[Aim of the task] Return all the entries exactly, keeping pictures out.

(Items from an interface collection)
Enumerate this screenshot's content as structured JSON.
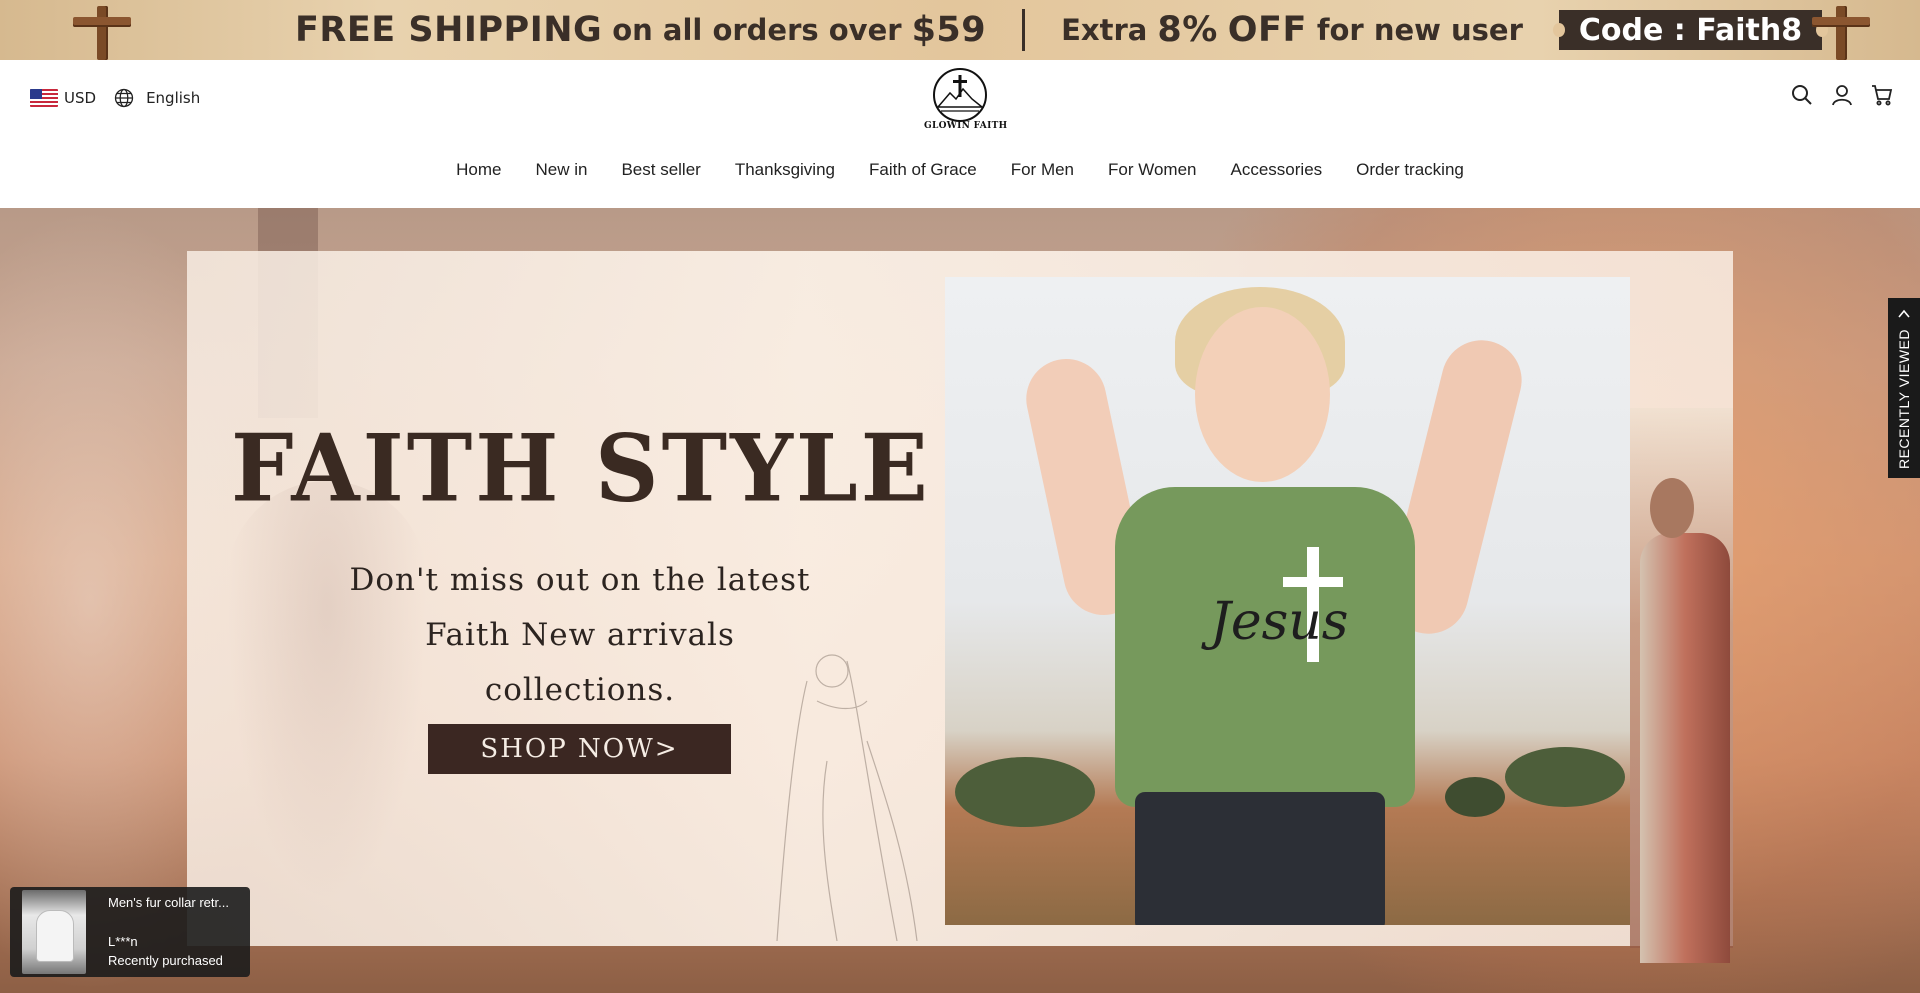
{
  "promo": {
    "part1": "FREE SHIPPING",
    "part2": "on all orders over",
    "part3": "$59",
    "part4": "Extra",
    "part5": "8%",
    "part6": "OFF",
    "part7": "for new user",
    "code": "Code : Faith8"
  },
  "header": {
    "currency": "USD",
    "language": "English",
    "logo_text": "GLOWIN FAITH",
    "icons": [
      "search-icon",
      "account-icon",
      "cart-icon"
    ]
  },
  "nav": {
    "items": [
      {
        "label": "Home"
      },
      {
        "label": "New in"
      },
      {
        "label": "Best seller"
      },
      {
        "label": "Thanksgiving"
      },
      {
        "label": "Faith of Grace"
      },
      {
        "label": "For Men"
      },
      {
        "label": "For Women"
      },
      {
        "label": "Accessories"
      },
      {
        "label": "Order tracking"
      }
    ]
  },
  "hero": {
    "title": "FAITH STYLE",
    "subtitle_line1": "Don't miss out on the latest",
    "subtitle_line2": "Faith New arrivals collections.",
    "cta": "SHOP NOW>",
    "shirt_text": "Jesus"
  },
  "recently_viewed": {
    "label": "RECENTLY VIEWED"
  },
  "purchase_popup": {
    "product": "Men's fur collar retr...",
    "customer": "L***n",
    "status": "Recently purchased"
  },
  "colors": {
    "accent_dark": "#3b2722",
    "promo_bg": "#e3c69c",
    "tab_bg": "#1a1a1a"
  }
}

[Expected answer]
Enumerate this screenshot's content as structured JSON.
{
  "promo": {
    "part1": "FREE SHIPPING",
    "part2": "on all orders over",
    "part3": "$59",
    "part4": "Extra",
    "part5": "8%",
    "part6": "OFF",
    "part7": "for new user",
    "code": "Code : Faith8"
  },
  "header": {
    "currency": "USD",
    "language": "English",
    "logo_text": "GLOWIN FAITH",
    "icons": [
      "search-icon",
      "account-icon",
      "cart-icon"
    ]
  },
  "nav": {
    "items": [
      {
        "label": "Home"
      },
      {
        "label": "New in"
      },
      {
        "label": "Best seller"
      },
      {
        "label": "Thanksgiving"
      },
      {
        "label": "Faith of Grace"
      },
      {
        "label": "For Men"
      },
      {
        "label": "For Women"
      },
      {
        "label": "Accessories"
      },
      {
        "label": "Order tracking"
      }
    ]
  },
  "hero": {
    "title": "FAITH STYLE",
    "subtitle_line1": "Don't miss out on the latest",
    "subtitle_line2": "Faith New arrivals collections.",
    "cta": "SHOP NOW>",
    "shirt_text": "Jesus"
  },
  "recently_viewed": {
    "label": "RECENTLY VIEWED"
  },
  "purchase_popup": {
    "product": "Men's fur collar retr...",
    "customer": "L***n",
    "status": "Recently purchased"
  },
  "colors": {
    "accent_dark": "#3b2722",
    "promo_bg": "#e3c69c",
    "tab_bg": "#1a1a1a"
  }
}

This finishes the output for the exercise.